The Remarkable Rocks are one of the best identified icons of Kangaroo Island in Australia. Perched 200 feet above the crashing sea, in the Flinders Chase National Park, over on the western side of Kangaroo Island, the “Remarkable Rocks” are a collection of huge eroded granite boulders sitting atop a massive dome of lava that has been shaped by the erosive forces of wind, sea spray and rain over some five hundreds (500) million years. The golden orange lichen covering some of the rocks and the many unusual shapes offers tourists abundance photograph opportunities at different times of the day.

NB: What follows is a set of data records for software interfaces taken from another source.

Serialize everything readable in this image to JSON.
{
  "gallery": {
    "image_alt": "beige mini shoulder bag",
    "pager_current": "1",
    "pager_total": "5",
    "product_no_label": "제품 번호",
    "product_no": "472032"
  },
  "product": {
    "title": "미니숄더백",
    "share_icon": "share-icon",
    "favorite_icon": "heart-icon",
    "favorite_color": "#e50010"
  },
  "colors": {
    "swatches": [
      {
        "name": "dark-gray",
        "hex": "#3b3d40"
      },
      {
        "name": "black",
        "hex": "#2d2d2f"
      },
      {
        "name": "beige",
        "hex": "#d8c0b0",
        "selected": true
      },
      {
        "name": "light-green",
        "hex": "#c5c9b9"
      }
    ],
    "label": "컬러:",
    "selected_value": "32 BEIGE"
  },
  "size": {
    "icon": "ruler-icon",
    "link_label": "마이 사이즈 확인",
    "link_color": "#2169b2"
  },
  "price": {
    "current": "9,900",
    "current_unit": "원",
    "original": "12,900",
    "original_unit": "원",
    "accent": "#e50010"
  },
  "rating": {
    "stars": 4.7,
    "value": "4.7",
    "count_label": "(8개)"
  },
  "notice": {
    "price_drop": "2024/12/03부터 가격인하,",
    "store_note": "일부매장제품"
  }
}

The rocks are made of granite which was embedded into the Earth's crust during the Ordovician period, some 500 million years ago. In that time beautiful Kangaroo Island was part of Godwana, the supercontinent in the southern hemisphere, which included Australia, India, South America, Africa, and Antarctica. Over 150 million years ago, Godwana started to split up into the present continents. Australia moved northward and with it the Ordovician granite. Through preformed clefts and a certain proportion of easy weathering minerals such as feldspar and mica, spheroidal weathering started. Continuous wind erosion in a relatively dry climate can result in such bizarre shapes.